Gold and Cryptocurrencies, Friends or Foes?

Mon, 10/22/2018 - 14:24

In March 2017, the value of bitcoins surpassed the price of gold by breaking the US$1,200 benchmark. For the first time, debate emerged over its potential to replace the precious metal as a safe haven for investors. “Cryptocurrencies are attractive because some people worry about currency risks inherent to sovereign currencies,” says Trevor Turnbull, Director of Gold and Precious Metals Global Equity Research at Scotia Capital.
For the mining industry, it is difficult to predict whether Bitcoin will bolster gold or undermine its value. Several experts have indicated that a negative relationship exists between gold and Bitcoin. “Toward the end of last year, we started to notice that correlation turned at least mildly negative,” RBC Capital Markets analyst Chris Louney told CNBC in February 2018. If a negative correlation does exist between gold and Bitcoin, it could be one of the factors behind gold’s stagnation in the last year, with prices struggling to break through the US$1,300/oz ceiling.
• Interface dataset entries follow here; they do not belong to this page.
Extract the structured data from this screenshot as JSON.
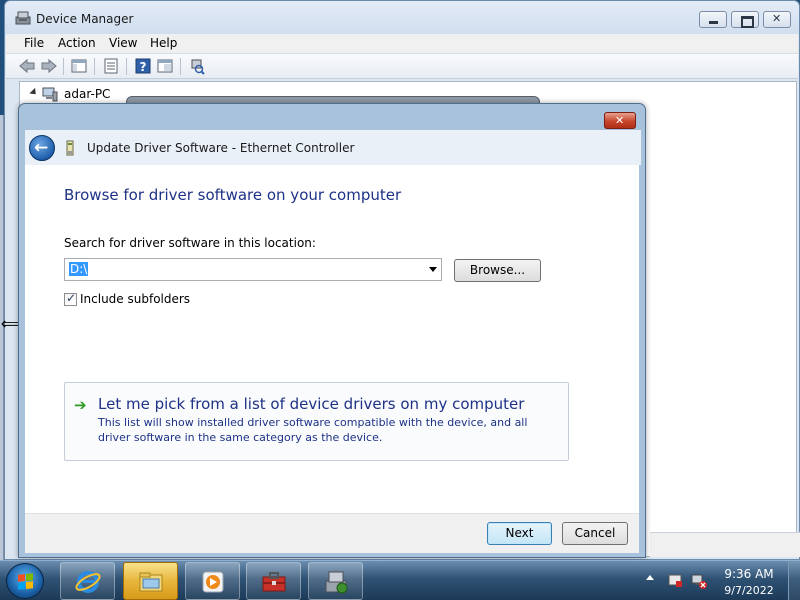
{
  "device_manager": {
    "title": "Device Manager",
    "menu": [
      "File",
      "Action",
      "View",
      "Help"
    ],
    "tree_root": "adar-PC"
  },
  "wizard": {
    "header_title": "Update Driver Software - Ethernet Controller",
    "heading": "Browse for driver software on your computer",
    "search_label": "Search for driver software in this location:",
    "path_value": "D:\\",
    "browse_label": "Browse...",
    "include_subfolders_label": "Include subfolders",
    "include_subfolders_checked": true,
    "pick_title": "Let me pick from a list of device drivers on my computer",
    "pick_description": "This list will show installed driver software compatible with the device, and all driver software in the same category as the device.",
    "next_label": "Next",
    "cancel_label": "Cancel"
  },
  "taskbar": {
    "apps": [
      "internet-explorer-icon",
      "windows-explorer-icon",
      "media-player-icon",
      "toolbox-icon",
      "device-manager-icon"
    ],
    "time": "9:36 AM",
    "date": "9/7/2022"
  },
  "colors": {
    "heading_blue": "#1e3287",
    "selection_blue": "#3399ff",
    "link_arrow_green": "#2e9a24"
  }
}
There have even been suggestions that Bitcoin will eventually replace gold entirely as a store of value. John Pfeffner, Partner at UK-based Pfeffer Capital said at the Sohn investment conference that if Bitcoin displaced just 25 percent of foreign reserves, the total worth of the Bitcoin network would be around US$6.4 trillion. In comparison, the World Gold Council says the value of all gold ever mined is about $7.8 trillion. “Bitcoin is the first viable candidate to replace gold the world has ever seen,” says Pfeffner. “So, if Bitcoin becomes the dominant nonsovereign store of value, it could be the new gold, or new reserve currency.”
Although this seems like bad news for gold miners, the mining industry seems positive about the possibility to find unique ways to collaborate through gold-backed cryptocurrencies. “The growth of the cryptos is a vivid illustration of how much speculative money exists around the world,” says Rob McEwen, Chief Owner of gold operator McEwen Mining. “This is a product of massive monetary expansion, low interest rates globally and the disruptive nature of the digital world.”
To take advantage of the appeal of cryptocurrencies, Tradewind Markets, a technology provider supported by Sprott, Goldcorp and IEX, launched a digital gold trading platform in March 2018. It relies on Vaultchain blockchain technology that offers an unbreakable record of transactions and account balances. Is additionally backed by the Royal Canadian Mint, which is providing storage for physical gold.
Mexico is the world’s eighth largest producer of gold. After a prolonged dip, BMI Research predicts that Mexico’s mining industry will be among the Latin American countries to experience one of the fastest recoveries, with gold projected to make up 34.1 percent of the country’s total production, according to CAMIMEX. Although silver is king, Mexico is also a gold country, with much unexplored territory over the Guerrero gold belt.
Octavio Alvídrez, CEO of Fresnillo says that, while cryptocurrencies could have several applications, they would never replace gold. “Gold, from ancient times to now, has been an indisputable store of wealth and also a way to hedge against geopolitical volatility and inflation. It is a well-regulated and established market,” he says. “Gold has a well-established role in the market while cryptocurrencies still have to be regulated and understood to compete with precious metals.”